# [What you will do]
Report every line of the records that contains the word "true".

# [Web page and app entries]
--- --- ---
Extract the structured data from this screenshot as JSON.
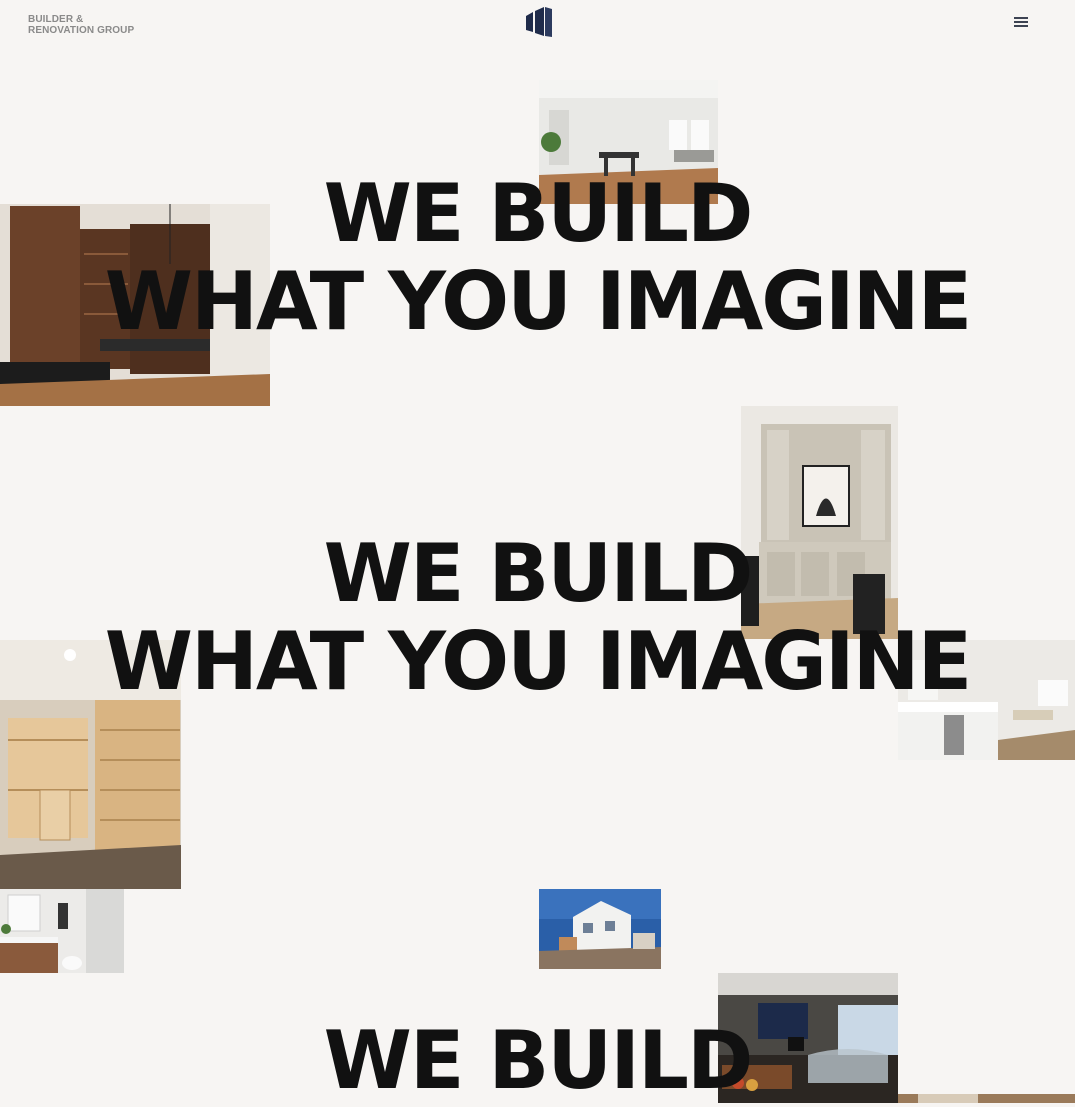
{
  "header": {
    "brand_line1": "BUILDER &",
    "brand_line2": "RENOVATION GROUP",
    "logo_icon": "building-logo-icon",
    "menu_icon": "hamburger-menu-icon"
  },
  "headlines": [
    {
      "line1": "WE BUILD",
      "line2": "WHAT YOU IMAGINE"
    },
    {
      "line1": "WE BUILD",
      "line2": "WHAT YOU IMAGINE"
    },
    {
      "line1": "WE BUILD"
    }
  ],
  "colors": {
    "background": "#f7f5f3",
    "headline": "#111111",
    "logo": "#1f2b4a",
    "brand_text": "#8a8a8a"
  }
}
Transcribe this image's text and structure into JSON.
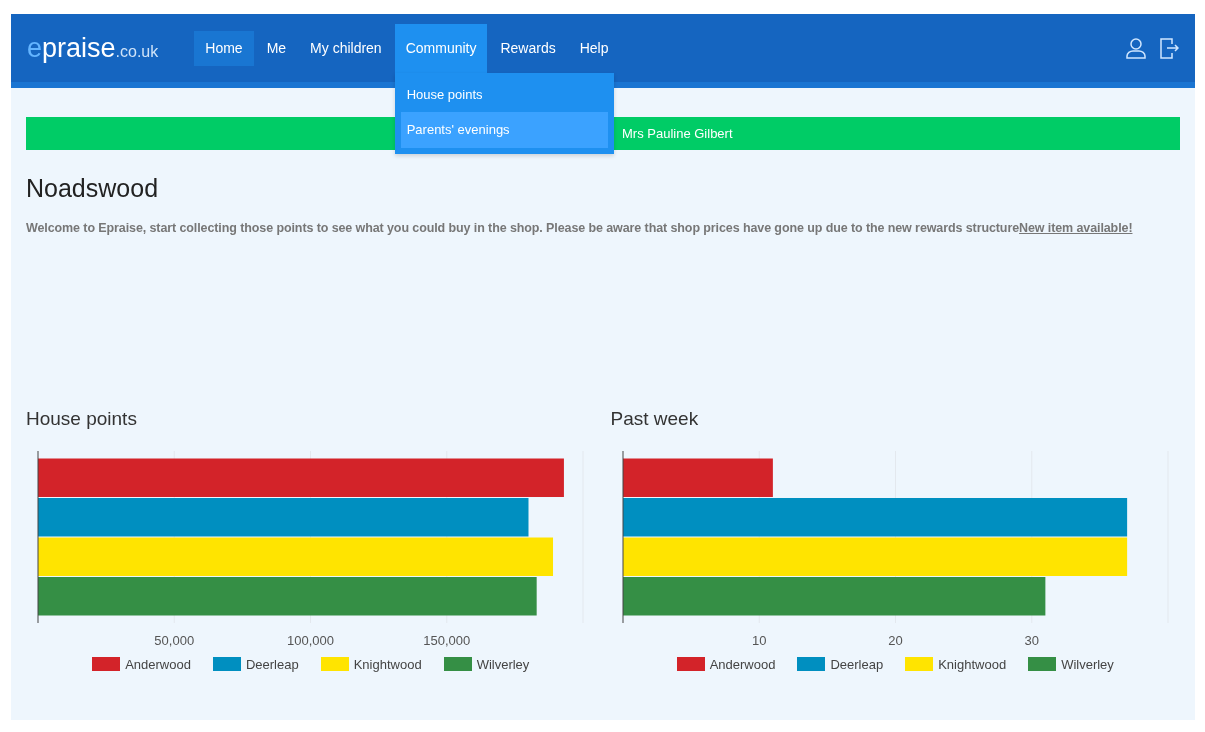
{
  "brand": {
    "main": "epraise",
    "suffix": ".co.uk"
  },
  "nav": [
    {
      "label": "Home",
      "selected": true,
      "expanded": false
    },
    {
      "label": "Me",
      "selected": false,
      "expanded": false
    },
    {
      "label": "My children",
      "selected": false,
      "expanded": false
    },
    {
      "label": "Community",
      "selected": false,
      "expanded": true,
      "menu": [
        {
          "label": "House points",
          "selected": false
        },
        {
          "label": "Parents' evenings",
          "selected": true
        }
      ]
    },
    {
      "label": "Rewards",
      "selected": false,
      "expanded": false
    },
    {
      "label": "Help",
      "selected": false,
      "expanded": false
    }
  ],
  "alert": "Mrs Pauline Gilbert",
  "heading": "Noadswood",
  "welcome": {
    "text": "Welcome to Epraise, start collecting those points to see what you could buy in the shop. Please be aware that shop prices have gone up due to the new rewards structure",
    "link": "New item available!"
  },
  "charts": [
    {
      "title": "House points",
      "chart_data": {
        "type": "bar",
        "orientation": "horizontal",
        "grid": true,
        "series": [
          {
            "name": "Anderwood",
            "color": "#d32329",
            "values": [
              193000
            ]
          },
          {
            "name": "Deerleap",
            "color": "#008fc0",
            "values": [
              180000
            ]
          },
          {
            "name": "Knightwood",
            "color": "#ffe400",
            "values": [
              189000
            ]
          },
          {
            "name": "Wilverley",
            "color": "#358f45",
            "values": [
              183000
            ]
          }
        ],
        "xlim": [
          0,
          200000
        ],
        "xticks": [
          {
            "value": 50000,
            "label": "50,000"
          },
          {
            "value": 100000,
            "label": "100,000"
          },
          {
            "value": 150000,
            "label": "150,000"
          }
        ]
      }
    },
    {
      "title": "Past week",
      "chart_data": {
        "type": "bar",
        "orientation": "horizontal",
        "grid": true,
        "series": [
          {
            "name": "Anderwood",
            "color": "#d32329",
            "values": [
              11
            ]
          },
          {
            "name": "Deerleap",
            "color": "#008fc0",
            "values": [
              37
            ]
          },
          {
            "name": "Knightwood",
            "color": "#ffe400",
            "values": [
              37
            ]
          },
          {
            "name": "Wilverley",
            "color": "#358f45",
            "values": [
              31
            ]
          }
        ],
        "xlim": [
          0,
          40
        ],
        "xticks": [
          {
            "value": 10,
            "label": "10"
          },
          {
            "value": 20,
            "label": "20"
          },
          {
            "value": 30,
            "label": "30"
          }
        ]
      }
    }
  ]
}
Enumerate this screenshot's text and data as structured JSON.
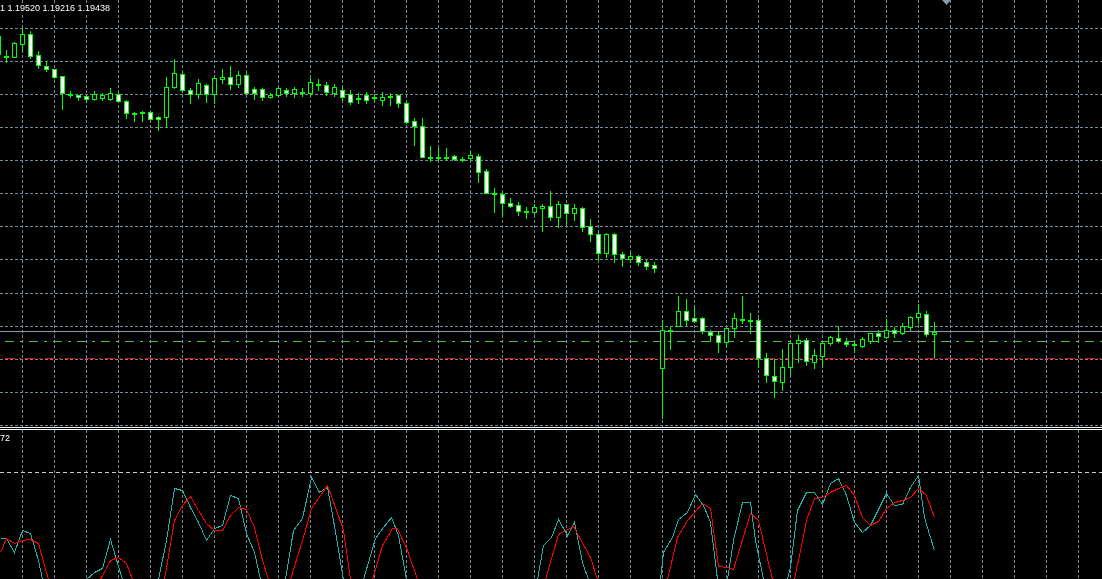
{
  "chart": {
    "header": "1 1.19520 1.19216 1.19438"
  },
  "indicator": {
    "label": "72"
  }
}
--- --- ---
# [Response box]
      "selected": true,
      "expanded": true,
          "selected": true
        "grid": true,
        "grid": true,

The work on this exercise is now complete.